Task goal:
Print exactly the lines of the listing below from the one containing "Decode this image" through the final line, both included, and no pictures.

[Excerpted records — start]

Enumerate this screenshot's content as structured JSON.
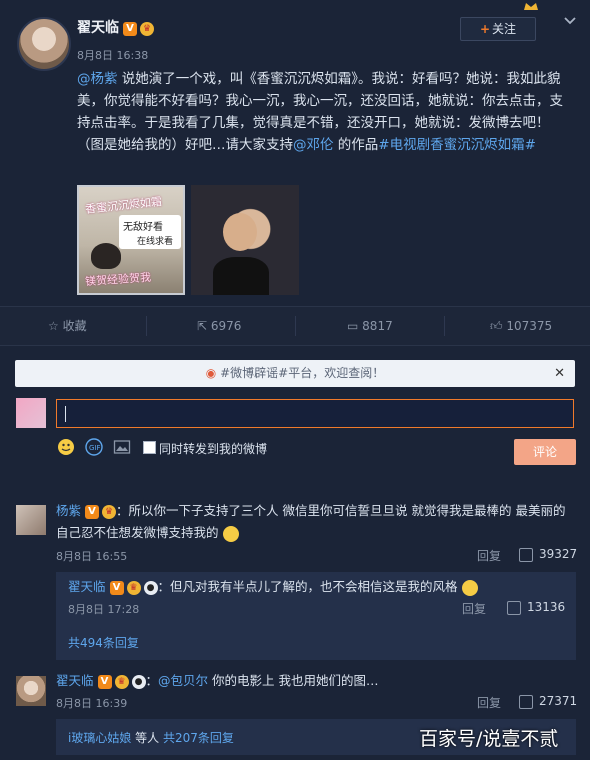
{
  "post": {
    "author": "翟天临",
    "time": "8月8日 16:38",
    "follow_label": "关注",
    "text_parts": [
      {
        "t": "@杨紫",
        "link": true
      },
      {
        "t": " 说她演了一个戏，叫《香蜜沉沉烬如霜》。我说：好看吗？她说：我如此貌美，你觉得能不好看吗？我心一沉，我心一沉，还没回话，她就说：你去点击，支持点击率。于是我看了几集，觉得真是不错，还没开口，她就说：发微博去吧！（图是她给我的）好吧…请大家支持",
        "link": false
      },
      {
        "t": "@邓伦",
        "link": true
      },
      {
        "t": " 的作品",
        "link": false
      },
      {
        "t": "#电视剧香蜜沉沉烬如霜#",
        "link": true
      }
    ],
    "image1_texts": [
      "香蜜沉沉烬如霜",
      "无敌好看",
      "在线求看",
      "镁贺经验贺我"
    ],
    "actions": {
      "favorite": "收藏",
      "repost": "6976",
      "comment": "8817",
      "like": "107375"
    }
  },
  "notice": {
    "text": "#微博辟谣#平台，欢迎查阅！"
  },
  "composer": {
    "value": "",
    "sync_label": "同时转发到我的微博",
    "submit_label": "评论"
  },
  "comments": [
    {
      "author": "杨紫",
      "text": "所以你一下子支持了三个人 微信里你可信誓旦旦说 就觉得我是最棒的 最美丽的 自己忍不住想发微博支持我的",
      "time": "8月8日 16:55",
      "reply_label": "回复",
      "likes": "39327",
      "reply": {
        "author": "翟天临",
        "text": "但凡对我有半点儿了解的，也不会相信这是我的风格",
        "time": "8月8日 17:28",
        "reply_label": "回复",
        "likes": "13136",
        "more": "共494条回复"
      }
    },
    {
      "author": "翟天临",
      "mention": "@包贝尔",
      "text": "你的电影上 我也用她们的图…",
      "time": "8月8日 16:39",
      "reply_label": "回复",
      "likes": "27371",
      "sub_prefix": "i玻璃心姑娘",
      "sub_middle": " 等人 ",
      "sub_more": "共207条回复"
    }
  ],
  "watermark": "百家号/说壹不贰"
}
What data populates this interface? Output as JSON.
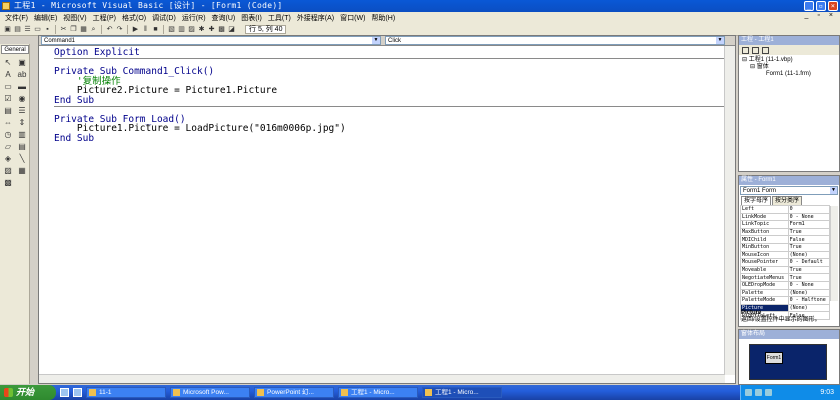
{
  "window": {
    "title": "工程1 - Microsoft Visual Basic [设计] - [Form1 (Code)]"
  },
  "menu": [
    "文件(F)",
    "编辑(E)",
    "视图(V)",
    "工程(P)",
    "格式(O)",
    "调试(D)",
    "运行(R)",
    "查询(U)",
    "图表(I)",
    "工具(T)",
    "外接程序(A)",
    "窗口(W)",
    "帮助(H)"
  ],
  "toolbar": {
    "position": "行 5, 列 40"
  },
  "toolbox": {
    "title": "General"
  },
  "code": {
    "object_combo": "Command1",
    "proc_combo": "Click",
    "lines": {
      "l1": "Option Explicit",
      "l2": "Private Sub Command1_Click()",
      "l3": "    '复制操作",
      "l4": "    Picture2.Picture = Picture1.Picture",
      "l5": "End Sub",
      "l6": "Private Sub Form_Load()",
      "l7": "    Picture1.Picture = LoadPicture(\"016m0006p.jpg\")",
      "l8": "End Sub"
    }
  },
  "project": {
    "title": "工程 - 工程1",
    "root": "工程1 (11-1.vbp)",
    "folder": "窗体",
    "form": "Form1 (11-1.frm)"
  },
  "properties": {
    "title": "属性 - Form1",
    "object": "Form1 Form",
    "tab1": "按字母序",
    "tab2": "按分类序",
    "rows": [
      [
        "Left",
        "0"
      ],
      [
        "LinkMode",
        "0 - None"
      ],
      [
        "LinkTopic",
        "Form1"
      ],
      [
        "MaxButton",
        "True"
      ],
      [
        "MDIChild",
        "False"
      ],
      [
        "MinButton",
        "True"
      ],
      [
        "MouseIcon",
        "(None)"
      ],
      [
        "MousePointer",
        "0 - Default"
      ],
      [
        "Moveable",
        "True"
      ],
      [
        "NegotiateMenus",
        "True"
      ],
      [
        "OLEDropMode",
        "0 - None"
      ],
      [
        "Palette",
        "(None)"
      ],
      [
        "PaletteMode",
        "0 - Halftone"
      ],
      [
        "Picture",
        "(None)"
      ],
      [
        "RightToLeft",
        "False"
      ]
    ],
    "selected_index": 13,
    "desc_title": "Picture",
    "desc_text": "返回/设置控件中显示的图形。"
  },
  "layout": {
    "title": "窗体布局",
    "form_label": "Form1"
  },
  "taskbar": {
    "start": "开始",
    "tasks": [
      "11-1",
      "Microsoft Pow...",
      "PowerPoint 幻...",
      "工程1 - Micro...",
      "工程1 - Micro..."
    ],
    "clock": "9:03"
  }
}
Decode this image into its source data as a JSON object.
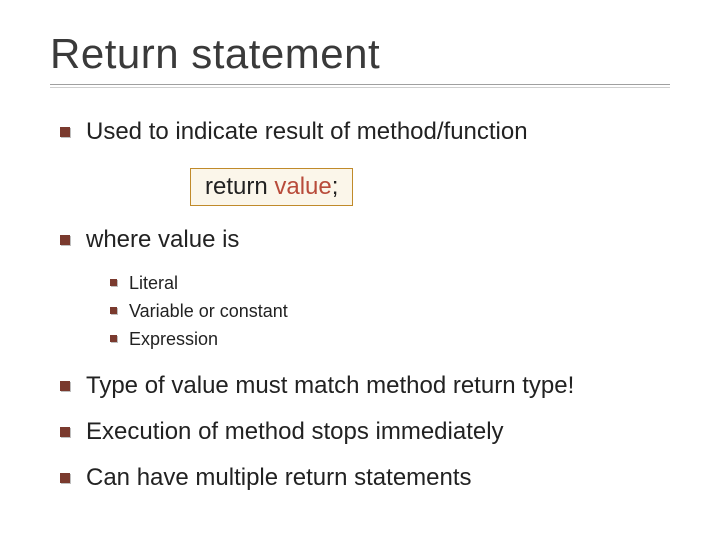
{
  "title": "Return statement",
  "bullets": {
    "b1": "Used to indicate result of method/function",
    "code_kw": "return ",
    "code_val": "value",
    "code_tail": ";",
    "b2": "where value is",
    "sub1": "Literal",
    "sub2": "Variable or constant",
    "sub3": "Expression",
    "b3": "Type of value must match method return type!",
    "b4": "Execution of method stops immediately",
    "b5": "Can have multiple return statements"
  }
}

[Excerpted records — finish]

Output for this exercise:
Decode this image into its source data as a JSON object.
{
  "title": "Return statement",
  "bullets": {
    "b1": "Used to indicate result of method/function",
    "code_kw": "return ",
    "code_val": "value",
    "code_tail": ";",
    "b2": "where value is",
    "sub1": "Literal",
    "sub2": "Variable or constant",
    "sub3": "Expression",
    "b3": "Type of value must match method return type!",
    "b4": "Execution of method stops immediately",
    "b5": "Can have multiple return statements"
  }
}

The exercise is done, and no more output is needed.